=== REQUIRED WORK ===
Among the records, find the lines that hold the string "true" and return them.

======== DATA EXCERPTS ========

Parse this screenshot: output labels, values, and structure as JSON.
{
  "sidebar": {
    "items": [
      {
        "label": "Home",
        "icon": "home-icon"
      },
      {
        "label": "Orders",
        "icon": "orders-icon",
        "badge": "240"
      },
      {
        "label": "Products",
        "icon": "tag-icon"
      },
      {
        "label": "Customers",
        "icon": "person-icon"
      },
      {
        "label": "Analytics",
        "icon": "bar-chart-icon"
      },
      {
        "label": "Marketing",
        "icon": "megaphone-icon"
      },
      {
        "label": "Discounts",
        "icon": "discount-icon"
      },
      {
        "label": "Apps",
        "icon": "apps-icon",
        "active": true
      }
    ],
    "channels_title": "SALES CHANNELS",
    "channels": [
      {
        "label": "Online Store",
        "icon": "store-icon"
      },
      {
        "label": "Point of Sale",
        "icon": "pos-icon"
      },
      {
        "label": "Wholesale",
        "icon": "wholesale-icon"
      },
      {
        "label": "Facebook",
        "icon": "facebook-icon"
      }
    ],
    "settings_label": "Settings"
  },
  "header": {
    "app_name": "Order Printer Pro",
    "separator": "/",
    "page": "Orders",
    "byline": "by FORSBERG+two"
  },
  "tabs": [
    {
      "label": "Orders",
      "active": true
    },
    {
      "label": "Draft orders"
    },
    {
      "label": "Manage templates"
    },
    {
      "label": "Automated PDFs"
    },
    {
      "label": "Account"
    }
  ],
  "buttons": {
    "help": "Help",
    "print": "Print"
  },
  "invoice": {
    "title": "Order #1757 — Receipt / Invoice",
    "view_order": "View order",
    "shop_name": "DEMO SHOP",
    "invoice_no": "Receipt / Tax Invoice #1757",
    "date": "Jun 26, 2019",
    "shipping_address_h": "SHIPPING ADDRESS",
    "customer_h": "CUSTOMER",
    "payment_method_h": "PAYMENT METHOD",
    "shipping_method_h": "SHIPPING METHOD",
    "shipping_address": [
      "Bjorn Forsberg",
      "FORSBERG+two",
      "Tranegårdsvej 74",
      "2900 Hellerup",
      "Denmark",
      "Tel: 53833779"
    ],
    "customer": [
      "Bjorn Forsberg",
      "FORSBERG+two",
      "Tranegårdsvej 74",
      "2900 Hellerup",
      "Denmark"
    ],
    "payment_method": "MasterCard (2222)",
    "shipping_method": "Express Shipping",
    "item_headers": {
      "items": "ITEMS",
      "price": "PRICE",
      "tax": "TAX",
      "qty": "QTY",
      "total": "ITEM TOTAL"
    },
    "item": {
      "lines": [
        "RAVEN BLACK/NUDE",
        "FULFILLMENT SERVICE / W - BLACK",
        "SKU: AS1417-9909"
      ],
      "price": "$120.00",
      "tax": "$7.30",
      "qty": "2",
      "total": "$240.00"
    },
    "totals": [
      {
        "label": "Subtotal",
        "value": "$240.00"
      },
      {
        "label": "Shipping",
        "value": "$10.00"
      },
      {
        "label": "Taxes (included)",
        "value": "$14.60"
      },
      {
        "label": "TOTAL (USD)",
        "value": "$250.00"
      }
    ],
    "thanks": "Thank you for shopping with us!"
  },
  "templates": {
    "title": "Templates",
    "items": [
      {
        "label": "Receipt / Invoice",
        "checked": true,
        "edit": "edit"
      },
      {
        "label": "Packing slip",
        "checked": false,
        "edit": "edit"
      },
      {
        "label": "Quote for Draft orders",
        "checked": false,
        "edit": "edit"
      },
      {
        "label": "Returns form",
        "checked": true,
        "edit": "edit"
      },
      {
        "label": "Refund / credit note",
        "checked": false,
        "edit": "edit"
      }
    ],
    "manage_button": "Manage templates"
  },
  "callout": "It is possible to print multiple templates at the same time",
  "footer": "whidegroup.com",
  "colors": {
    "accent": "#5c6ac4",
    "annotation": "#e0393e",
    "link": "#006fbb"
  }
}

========

=== RESPONSE FOR THIS EXERCISE ===
        "active": true
      "active": true
        "checked": true,
        "checked": true,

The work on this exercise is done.